Snookie was a smooth fielding shortstop for the Rockford Peaches starting in 1944. She was part of a very strong infield the won the championship in 1945. Dorothy was a complete ball player who played well defensively and was a soild offensive player as well. She had good speed on the bases and was an All-Star for many seasons in the AAGPBL. Snookie was a hugh fan favoite for many years in Rockford.
Dorothy Harrell Doyle of Cathedral City, one of the original members of the All- American Girls Professional Baseball League, died last week [9/15/11] after a brief illness. She was 87.
An all-star shortstop for the famed Rockford Peaches and nicknamed “Snookie,” she played eight seasons for the Peaches from 1944-1952. The AAGPBL was the inspiration for the iconic movie “A League of Their Own.”
A public memorial service is scheduled for Saturday [9/24/11] at 11 a.m. at the Trinity Lutheran Church in Indio.
Doyle moved to the desert after retiring from a longtime teaching career in the Compton Unified School District. She was an avid golfer.
During her baseball career, she was a five-time all-star, sparking her team to six playoff appearances and four pennants.
“She was a super superstar,'' said Shirley Burkovich, another former Peach who met up with Doyle at the premier of the movie in 1992 and the two eventually realized they had both retired to Cathedral City. “Not just for her playing, but in everything she did. She was an excellent ballplayer.”
Following her playing days, which included a stint in Arizona and Southern California independent leagues, Doyle returned to college to gain a bachelor's degree in physical education from Long Beach State. She was a teacher and counselor for the Compton Unified School District before retiring in 1984.
She joined the Golden Diamonds Girls, a group of former AAGPBL players who made frequent appearances at reunions and card shows.
She is also featured at Legends Field in Palm Desert with some of her former teammates of the AAGPBL who also live in the desert.

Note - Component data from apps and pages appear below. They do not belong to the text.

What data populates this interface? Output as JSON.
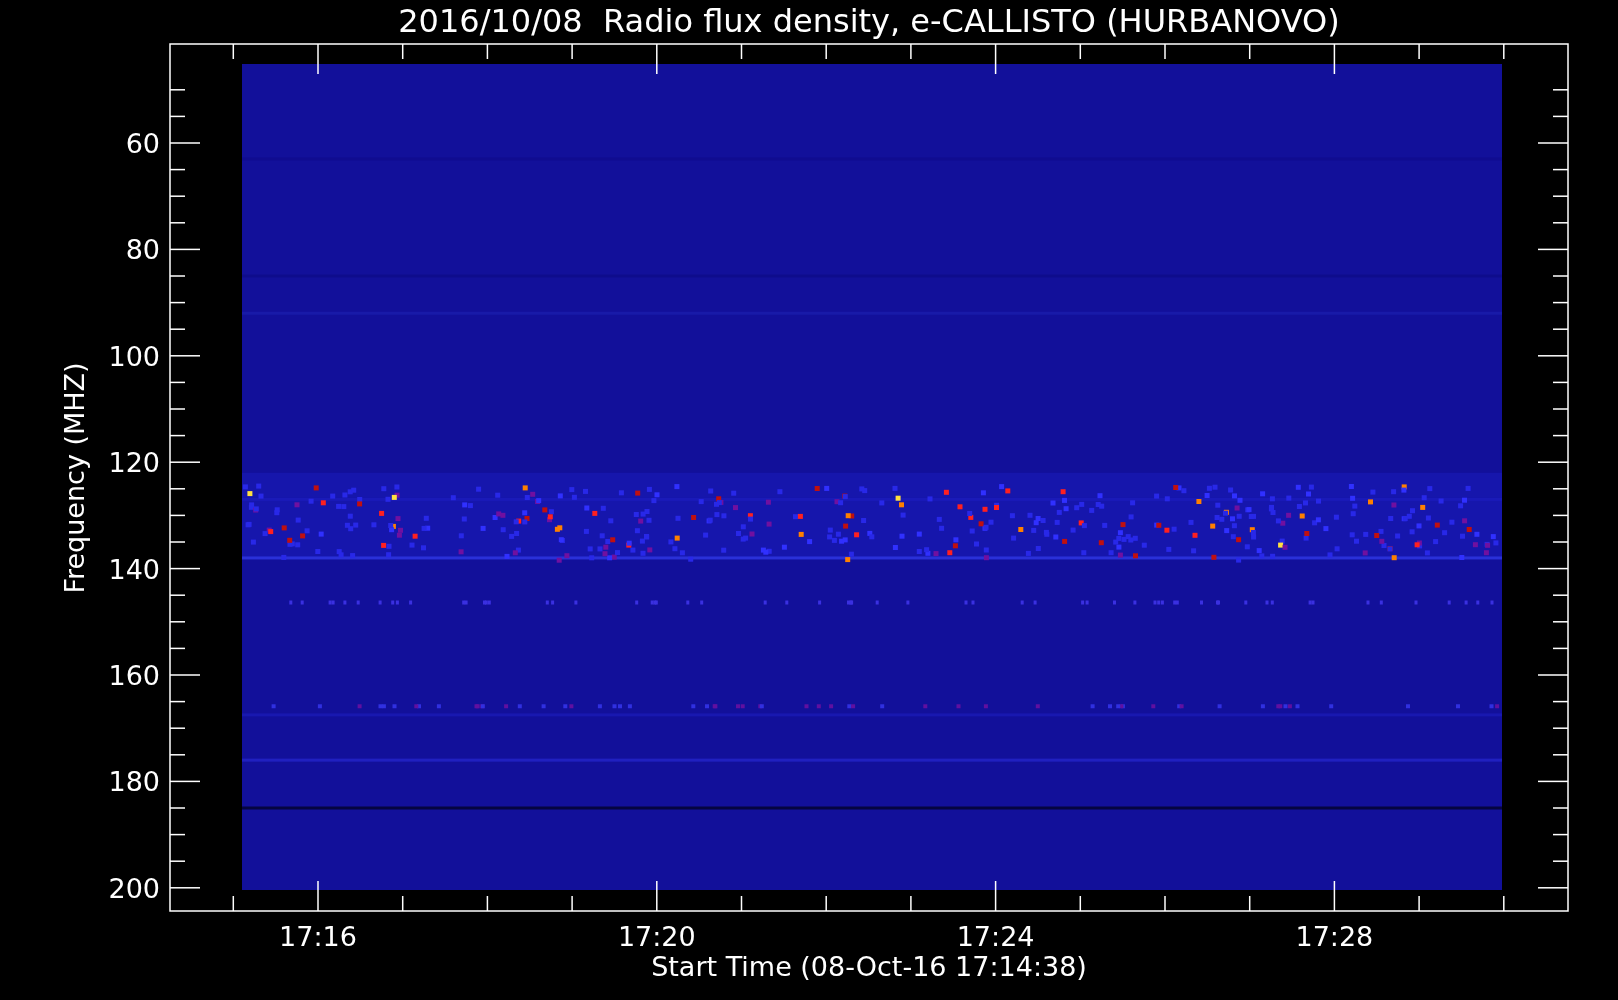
{
  "title": "2016/10/08  Radio flux density, e-CALLISTO (HURBANOVO)",
  "y_axis": {
    "label": "Frequency (MHZ)",
    "ticks": [
      "60",
      "80",
      "100",
      "120",
      "140",
      "160",
      "180",
      "200"
    ]
  },
  "x_axis": {
    "label": "Start Time (08-Oct-16 17:14:38)",
    "ticks": [
      "17:16",
      "17:20",
      "17:24",
      "17:28"
    ]
  }
}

“She was one of the greatest who ever played,'' sai, a friend from her hometown of Gardena who now lives in Indio. “She grew up two doors down from me and we never knew each other until we met in the desert.”
Doyle and her friend Burkovich, often traveled to appearances, reunions, card shows and held baseball clinics promoting women's athletics across the country. Doyle was widowed (David) in 1963 and never remarried.
She is also featured as one of the best shortstops to ever play the game with a 10-foot banner hanging at Safeco Field in Seattle, in between Roberto Clemente and Brooks Robinson.
Doyle posted a lifetime batting average .228 and a career fielding percentage of .918. She played in 799 games, had 2,922 at at-bats, 306 RBIs, 229 stolen bases and only struck out 95 times. She is also part of the AAGPBL display at the Baseball Hall of Fame and Museum in Cooperstown, New York.
Author: Patti Myers, The Desert Sun, Palm Springs, CA
Contributed By: Merrie Fidler
Copyright: The Desert Sun, Palm Springs, CA